The statement that a building is just too run down or outdated to be saved is not so much fact as platitude. It tends to be thrown out to the crowd when a developer is faced with funding or permits that hinge on preservation considerations, to defend against a community concerned with losing a treasured building or the character that it brings to the neighborhood. This statement gives the impression that the need for demolition is out of the owner’s control. The audience is led to assume that the owner spent considerable time weighing the options and are just as upset as the rest of us that they have to tear it down. But often what it really means is, “We wanted to use this site for something else and we never really considered using the building at all.”

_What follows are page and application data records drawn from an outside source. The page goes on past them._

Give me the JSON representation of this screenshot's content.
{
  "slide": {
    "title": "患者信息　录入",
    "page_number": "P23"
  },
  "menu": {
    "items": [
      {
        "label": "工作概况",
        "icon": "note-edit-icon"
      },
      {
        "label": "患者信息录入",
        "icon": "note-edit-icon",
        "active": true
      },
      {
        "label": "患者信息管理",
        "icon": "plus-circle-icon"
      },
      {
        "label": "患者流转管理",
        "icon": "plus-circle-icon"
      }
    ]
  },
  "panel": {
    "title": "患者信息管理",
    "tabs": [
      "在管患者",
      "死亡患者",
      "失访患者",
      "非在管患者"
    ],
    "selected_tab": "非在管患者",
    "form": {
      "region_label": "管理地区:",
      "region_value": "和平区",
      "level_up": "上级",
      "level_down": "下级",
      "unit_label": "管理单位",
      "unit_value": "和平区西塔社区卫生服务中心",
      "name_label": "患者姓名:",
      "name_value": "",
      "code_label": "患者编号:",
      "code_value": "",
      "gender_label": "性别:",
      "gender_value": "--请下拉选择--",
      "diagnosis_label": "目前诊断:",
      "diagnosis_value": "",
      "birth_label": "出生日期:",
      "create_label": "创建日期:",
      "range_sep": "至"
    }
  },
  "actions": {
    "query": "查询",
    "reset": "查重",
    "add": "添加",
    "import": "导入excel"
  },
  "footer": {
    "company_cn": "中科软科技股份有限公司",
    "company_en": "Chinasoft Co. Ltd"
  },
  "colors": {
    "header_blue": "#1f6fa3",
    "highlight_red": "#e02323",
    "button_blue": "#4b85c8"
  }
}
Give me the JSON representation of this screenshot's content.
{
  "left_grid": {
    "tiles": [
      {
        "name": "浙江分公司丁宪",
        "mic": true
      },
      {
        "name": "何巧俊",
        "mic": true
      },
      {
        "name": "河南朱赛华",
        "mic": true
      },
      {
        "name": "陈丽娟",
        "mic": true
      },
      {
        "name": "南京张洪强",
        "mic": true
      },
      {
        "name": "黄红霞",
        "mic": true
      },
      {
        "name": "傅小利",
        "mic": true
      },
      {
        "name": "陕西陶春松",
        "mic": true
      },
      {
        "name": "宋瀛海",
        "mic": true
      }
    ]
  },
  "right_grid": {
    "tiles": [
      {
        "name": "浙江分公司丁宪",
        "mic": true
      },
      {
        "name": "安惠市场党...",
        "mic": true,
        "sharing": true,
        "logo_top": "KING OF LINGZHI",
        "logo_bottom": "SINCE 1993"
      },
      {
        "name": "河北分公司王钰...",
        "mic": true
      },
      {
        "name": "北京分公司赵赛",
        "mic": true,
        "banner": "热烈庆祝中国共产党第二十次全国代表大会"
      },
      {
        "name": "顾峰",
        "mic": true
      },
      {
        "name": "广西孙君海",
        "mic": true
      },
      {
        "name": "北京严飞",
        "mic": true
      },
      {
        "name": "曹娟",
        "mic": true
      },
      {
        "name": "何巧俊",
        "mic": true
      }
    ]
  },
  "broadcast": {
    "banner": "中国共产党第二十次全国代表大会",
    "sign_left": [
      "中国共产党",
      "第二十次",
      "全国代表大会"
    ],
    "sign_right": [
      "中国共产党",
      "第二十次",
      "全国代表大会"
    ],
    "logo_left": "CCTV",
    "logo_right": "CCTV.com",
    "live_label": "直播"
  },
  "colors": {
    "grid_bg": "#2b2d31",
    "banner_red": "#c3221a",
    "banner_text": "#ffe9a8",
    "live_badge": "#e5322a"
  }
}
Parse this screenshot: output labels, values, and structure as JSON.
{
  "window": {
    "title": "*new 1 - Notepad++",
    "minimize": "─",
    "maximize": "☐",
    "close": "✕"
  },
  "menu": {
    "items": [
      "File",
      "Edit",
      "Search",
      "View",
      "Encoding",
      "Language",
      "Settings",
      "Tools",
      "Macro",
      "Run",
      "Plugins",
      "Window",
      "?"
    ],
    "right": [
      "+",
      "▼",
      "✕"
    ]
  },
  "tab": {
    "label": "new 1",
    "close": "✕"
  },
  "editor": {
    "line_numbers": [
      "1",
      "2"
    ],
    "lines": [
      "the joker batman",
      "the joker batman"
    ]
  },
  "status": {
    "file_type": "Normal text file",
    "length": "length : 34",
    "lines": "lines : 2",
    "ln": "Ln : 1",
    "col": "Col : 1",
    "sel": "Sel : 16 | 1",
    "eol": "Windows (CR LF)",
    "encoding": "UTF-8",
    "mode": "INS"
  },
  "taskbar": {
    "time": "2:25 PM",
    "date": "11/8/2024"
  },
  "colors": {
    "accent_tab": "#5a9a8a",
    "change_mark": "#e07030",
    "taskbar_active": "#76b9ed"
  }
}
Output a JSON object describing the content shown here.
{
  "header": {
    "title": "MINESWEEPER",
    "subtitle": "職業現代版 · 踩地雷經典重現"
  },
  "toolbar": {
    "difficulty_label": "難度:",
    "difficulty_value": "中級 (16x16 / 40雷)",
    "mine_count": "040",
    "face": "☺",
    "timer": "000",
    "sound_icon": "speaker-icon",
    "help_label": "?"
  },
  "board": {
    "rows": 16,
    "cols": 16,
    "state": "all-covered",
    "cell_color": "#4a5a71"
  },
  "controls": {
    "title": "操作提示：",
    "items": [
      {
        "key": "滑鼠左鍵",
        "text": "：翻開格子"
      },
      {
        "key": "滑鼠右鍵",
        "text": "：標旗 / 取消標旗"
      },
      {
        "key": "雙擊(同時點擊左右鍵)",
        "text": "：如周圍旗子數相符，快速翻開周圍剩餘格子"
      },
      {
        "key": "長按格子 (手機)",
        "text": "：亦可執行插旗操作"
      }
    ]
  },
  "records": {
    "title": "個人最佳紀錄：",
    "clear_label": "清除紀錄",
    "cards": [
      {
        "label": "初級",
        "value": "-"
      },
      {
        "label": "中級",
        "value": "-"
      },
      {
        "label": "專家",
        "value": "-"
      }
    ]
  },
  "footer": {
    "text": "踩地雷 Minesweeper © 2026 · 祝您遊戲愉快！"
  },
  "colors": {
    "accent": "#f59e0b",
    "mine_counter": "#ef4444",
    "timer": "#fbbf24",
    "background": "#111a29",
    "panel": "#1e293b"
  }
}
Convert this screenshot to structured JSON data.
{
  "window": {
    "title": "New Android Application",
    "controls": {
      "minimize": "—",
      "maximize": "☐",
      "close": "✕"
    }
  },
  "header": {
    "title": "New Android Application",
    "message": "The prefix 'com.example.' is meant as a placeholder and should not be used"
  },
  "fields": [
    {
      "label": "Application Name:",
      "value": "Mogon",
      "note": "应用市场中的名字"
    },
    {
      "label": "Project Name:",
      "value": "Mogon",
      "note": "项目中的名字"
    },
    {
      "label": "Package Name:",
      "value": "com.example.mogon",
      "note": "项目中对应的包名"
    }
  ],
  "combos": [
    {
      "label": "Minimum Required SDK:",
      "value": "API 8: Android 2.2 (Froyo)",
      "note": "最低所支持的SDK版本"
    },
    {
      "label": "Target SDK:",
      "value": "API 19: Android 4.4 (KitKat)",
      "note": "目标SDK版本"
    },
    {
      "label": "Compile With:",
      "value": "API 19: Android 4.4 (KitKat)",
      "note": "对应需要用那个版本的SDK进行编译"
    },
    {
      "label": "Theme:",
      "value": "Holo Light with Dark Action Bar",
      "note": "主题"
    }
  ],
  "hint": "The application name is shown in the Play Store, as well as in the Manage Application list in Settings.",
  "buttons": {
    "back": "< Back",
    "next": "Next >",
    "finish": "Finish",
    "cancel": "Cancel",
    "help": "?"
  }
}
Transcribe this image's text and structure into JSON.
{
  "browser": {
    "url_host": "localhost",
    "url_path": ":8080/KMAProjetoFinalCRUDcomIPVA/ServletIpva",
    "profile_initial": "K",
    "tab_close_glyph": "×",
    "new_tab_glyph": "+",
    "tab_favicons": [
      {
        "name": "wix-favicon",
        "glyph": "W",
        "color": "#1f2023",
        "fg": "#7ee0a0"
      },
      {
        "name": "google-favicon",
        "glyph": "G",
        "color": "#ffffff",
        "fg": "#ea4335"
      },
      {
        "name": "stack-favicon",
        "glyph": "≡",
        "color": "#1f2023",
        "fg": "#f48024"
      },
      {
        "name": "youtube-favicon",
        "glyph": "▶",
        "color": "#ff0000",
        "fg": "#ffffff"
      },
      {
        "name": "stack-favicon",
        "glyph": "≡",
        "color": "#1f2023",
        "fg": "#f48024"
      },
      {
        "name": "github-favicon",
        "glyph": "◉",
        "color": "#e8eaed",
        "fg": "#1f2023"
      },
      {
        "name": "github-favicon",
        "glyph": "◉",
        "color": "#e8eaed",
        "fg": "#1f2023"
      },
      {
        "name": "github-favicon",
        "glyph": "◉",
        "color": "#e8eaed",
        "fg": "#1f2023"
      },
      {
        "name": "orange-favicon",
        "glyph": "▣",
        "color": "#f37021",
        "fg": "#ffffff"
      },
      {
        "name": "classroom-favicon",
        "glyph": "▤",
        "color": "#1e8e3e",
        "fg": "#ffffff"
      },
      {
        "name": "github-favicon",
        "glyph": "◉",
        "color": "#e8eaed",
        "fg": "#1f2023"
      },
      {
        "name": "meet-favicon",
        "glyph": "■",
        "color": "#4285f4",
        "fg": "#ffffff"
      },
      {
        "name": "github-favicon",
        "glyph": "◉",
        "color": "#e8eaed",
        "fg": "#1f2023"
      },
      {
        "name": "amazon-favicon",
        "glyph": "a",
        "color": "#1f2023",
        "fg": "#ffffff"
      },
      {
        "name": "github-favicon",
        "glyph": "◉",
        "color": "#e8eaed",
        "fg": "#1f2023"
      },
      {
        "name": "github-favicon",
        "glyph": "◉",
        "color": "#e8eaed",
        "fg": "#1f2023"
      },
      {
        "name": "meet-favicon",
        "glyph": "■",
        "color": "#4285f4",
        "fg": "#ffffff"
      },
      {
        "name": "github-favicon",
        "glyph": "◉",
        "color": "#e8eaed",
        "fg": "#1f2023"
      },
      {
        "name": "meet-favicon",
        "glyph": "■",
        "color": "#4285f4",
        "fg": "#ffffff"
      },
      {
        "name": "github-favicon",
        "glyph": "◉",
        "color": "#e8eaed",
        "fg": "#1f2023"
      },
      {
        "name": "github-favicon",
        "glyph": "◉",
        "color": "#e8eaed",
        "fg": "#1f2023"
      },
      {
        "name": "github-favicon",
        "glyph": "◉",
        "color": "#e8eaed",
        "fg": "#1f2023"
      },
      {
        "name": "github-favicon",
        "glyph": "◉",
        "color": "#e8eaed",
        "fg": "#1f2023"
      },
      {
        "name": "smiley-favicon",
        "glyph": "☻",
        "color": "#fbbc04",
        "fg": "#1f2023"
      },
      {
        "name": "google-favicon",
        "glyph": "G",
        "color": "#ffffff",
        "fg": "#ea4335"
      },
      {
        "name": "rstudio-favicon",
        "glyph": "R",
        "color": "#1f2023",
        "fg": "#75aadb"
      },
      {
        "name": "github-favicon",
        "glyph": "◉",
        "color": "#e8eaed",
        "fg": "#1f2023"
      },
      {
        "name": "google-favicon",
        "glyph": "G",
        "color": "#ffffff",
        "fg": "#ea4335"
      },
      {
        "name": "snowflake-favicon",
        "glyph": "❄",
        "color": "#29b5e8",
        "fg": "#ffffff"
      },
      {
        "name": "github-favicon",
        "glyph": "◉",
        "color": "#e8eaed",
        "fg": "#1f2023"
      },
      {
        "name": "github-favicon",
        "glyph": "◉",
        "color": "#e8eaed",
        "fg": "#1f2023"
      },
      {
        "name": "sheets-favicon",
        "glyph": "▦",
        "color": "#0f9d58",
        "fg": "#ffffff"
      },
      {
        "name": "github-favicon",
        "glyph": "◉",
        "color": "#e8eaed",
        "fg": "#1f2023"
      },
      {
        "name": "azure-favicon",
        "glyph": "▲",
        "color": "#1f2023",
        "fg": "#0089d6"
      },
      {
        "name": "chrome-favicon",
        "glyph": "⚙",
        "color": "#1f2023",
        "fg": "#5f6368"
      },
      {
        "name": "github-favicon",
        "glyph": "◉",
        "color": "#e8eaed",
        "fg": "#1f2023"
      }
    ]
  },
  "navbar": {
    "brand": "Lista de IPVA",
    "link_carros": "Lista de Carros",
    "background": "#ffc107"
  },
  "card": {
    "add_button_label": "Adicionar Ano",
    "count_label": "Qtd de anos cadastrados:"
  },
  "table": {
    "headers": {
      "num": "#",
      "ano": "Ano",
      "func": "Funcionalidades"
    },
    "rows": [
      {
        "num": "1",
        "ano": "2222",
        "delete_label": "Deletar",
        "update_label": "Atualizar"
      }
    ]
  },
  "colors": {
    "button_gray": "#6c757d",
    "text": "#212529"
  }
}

“This building is too far gone to save” is an easy myth to bust because there are no shortage of vibrant, beautiful buildings that were once incredibly run down. In fact, in the 1960s most of the buildings in downtown Salem were labeled as “blighted,” a technical synonym for “too far gone to save.” The Historic Salem Jail, once almost impossible to imagine as anything other than a jail, now houses incredible, unique apartments. Historic Salem has given preservation awards to many projects with incredible before and after montages, including one of the original farm houses in North Salem.
Claiming a building is “too far gone” gaslights the community. Anyone who questions this claim can be labeled unreasonable and obstructionist; a crazy preservationist opposed to change. Certainly, there are instances when a rehabbing an old building does not make financial sense or does not meet programmatic needs – in which case, the owner or developer should respect their audience, present their rationale and engage in the debate. Imagine a permitting process where the discussion is about value of a project beyond the developer’s financial concerns.
What social, historical and community value does the building have? How can that be incorporated into a project?
What environmental value do existing materials have? Does it outweigh the convenience of demolition?
What social and community development value does the proposed project offer? Does that tip the scale towards a change in the urban fabric?
Analyzing the social calculus of a project ensures that both developer and neighborhood benefit from the steady march of progress. Let’s replace "it's too far gone" with a real conversation about the monetary value and social values of our community.